Jasminum auriculatum and Jasminum azoricum
There are ten species and cultivars of jasmines in my gardens, and I want to share information about two very rare ones that are particularly rewarding. Jasmine auriculatum is a vine/bush with heady, green, sharp, somewhat indolic (if harvested at night) flowers. In India, this species of jasmine is called Juhi, and I first smelled the absolute in 1976 at the Magic Dragon shop in West Los Angeles.
Here’s a photo of me with my young J. auriculatum vine in 2011. It was taken by my front door, but the auriculatum didn’t last there long – I had to move it. Why? Because around 10:00 PM at night, the scent would go so indolic, I thought a dog left a deposit by my front door! Sweet during the day, deadly stink at night, it had to be moved to the back fence, far from the house.
The young Jasminum auriculatum vine by my front door – until it revealed its stinky night time scent.
In the back garden, the transplanted vine grew into a huge bush, with a sturdy main trunk. My apprentice Brian recently harvested the flowers at 6 P.M., before the indole developed. Such a sweet, delicate scent, this flower is a true delight. Into the tincture jar it went, adding to the earlier harvests’ menstruum.
But first I had some fun showing jasmine love
jasmine auriculatum flowers arranged into a heart shape
Dropping some jasmine auriculatum flowers into the alcohol.
The flowers can be harvested, tinctured, strained, and recharged daily.
At the front of my property, greeting visitors as they walk to drive up the driveway, is a very aggressive Jasminum azoricum vine. It completely covers a huge hibiscus bush, and I explain by calling it the jasmine-hibiscus bush to confused viewers.
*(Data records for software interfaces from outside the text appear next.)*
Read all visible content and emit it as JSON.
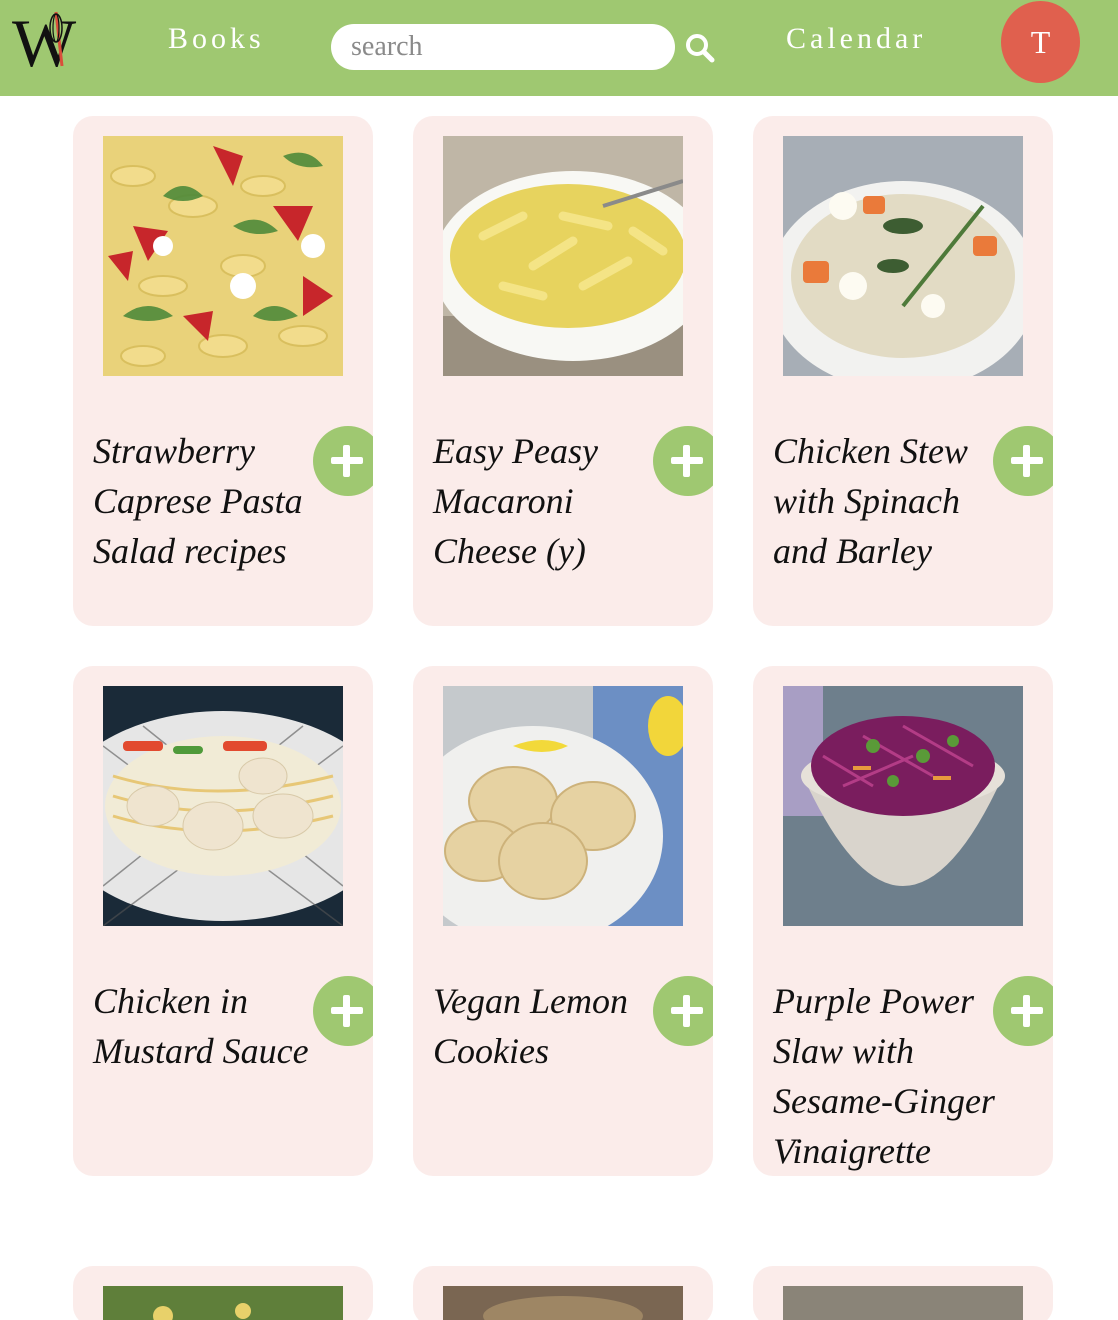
{
  "header": {
    "logo_letters": "W",
    "nav_books": "Books",
    "search_placeholder": "search",
    "nav_calendar": "Calendar",
    "avatar_initial": "T",
    "colors": {
      "bar": "#9fc871",
      "avatar": "#e0604e"
    }
  },
  "recipes": [
    {
      "title": "Strawberry Caprese Pasta Salad recipes",
      "image": "pasta-salad-photo"
    },
    {
      "title": "Easy Peasy Macaroni Cheese (y)",
      "image": "mac-and-cheese-photo"
    },
    {
      "title": "Chicken Stew with Spinach and Barley",
      "image": "chicken-stew-photo"
    },
    {
      "title": "Chicken in Mustard Sauce",
      "image": "chicken-mustard-photo"
    },
    {
      "title": "Vegan Lemon Cookies",
      "image": "lemon-cookies-photo"
    },
    {
      "title": "Purple Power Slaw with Sesame-Ginger Vinaigrette",
      "image": "purple-slaw-photo"
    }
  ],
  "card_background": "#fbecea",
  "add_button_color": "#9fc871"
}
This multi-branched vine is about ten years old, and without any supplemental fertilizer or watering, rewards me with flowers almost every day of the year. Like the auriculatum, the azoricum flowers are very fragile and star-like in appearance. The azoricum needs to be harvested by noon, because it cannot take the heat of the day. The jasmine scent is lightly accented by a vanilla note, making it particularly delightful.
Jasmine azoricum flowers bloom year round! Sweet, gentle scent.
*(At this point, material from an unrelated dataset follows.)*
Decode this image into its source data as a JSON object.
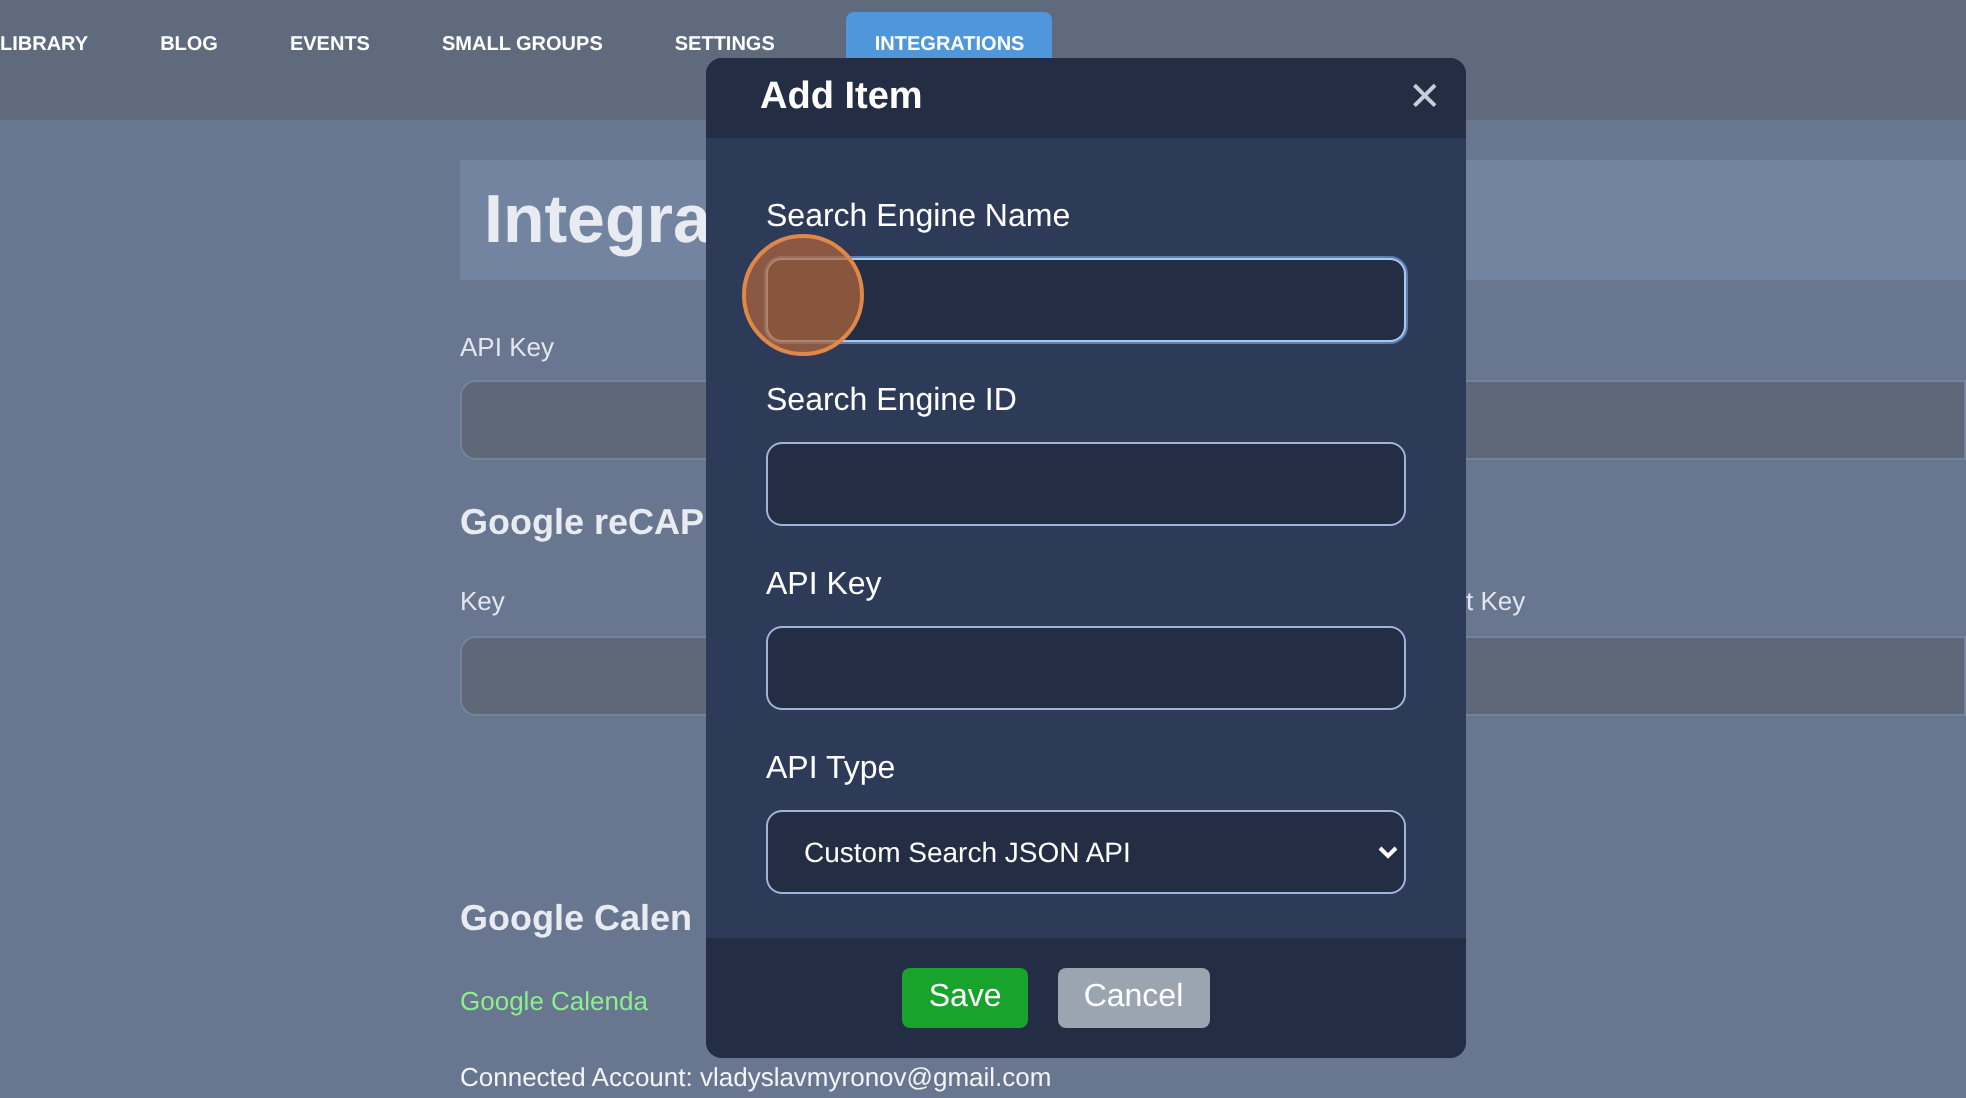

The tiny flowers need a lot of patience in harvesting, and the yield is small, but, oh, so beautiful.
Jasmine azoricum flowers
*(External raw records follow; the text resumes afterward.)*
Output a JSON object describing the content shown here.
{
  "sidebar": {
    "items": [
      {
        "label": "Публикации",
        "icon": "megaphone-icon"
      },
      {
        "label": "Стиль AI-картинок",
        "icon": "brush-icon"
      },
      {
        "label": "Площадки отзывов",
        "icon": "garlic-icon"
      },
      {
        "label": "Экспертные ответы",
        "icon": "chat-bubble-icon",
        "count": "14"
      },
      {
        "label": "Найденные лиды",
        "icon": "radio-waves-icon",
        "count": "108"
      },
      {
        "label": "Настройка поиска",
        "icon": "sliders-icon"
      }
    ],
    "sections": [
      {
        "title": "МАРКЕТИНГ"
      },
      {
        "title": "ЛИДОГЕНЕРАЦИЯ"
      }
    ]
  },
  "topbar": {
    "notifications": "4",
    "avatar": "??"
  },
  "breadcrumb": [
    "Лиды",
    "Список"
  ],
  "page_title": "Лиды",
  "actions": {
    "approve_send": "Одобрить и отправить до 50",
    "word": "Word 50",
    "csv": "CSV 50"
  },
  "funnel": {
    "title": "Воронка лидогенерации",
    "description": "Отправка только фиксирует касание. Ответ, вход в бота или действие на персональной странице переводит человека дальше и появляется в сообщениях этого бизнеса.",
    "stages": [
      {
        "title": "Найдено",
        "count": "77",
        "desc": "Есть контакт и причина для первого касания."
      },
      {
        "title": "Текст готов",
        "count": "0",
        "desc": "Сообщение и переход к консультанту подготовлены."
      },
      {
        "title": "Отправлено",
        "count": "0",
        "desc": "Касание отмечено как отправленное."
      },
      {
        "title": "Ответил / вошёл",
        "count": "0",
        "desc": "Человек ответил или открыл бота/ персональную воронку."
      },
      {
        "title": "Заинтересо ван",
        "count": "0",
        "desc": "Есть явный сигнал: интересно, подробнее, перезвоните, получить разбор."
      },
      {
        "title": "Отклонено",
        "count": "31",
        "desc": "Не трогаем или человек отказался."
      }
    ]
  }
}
When all is said and done, it’s a wonderful feeling to have these two lovely, rare jasmines growing in my garden, because they go into the tincture bottle and provide a unique fragrance for my natural perfumes.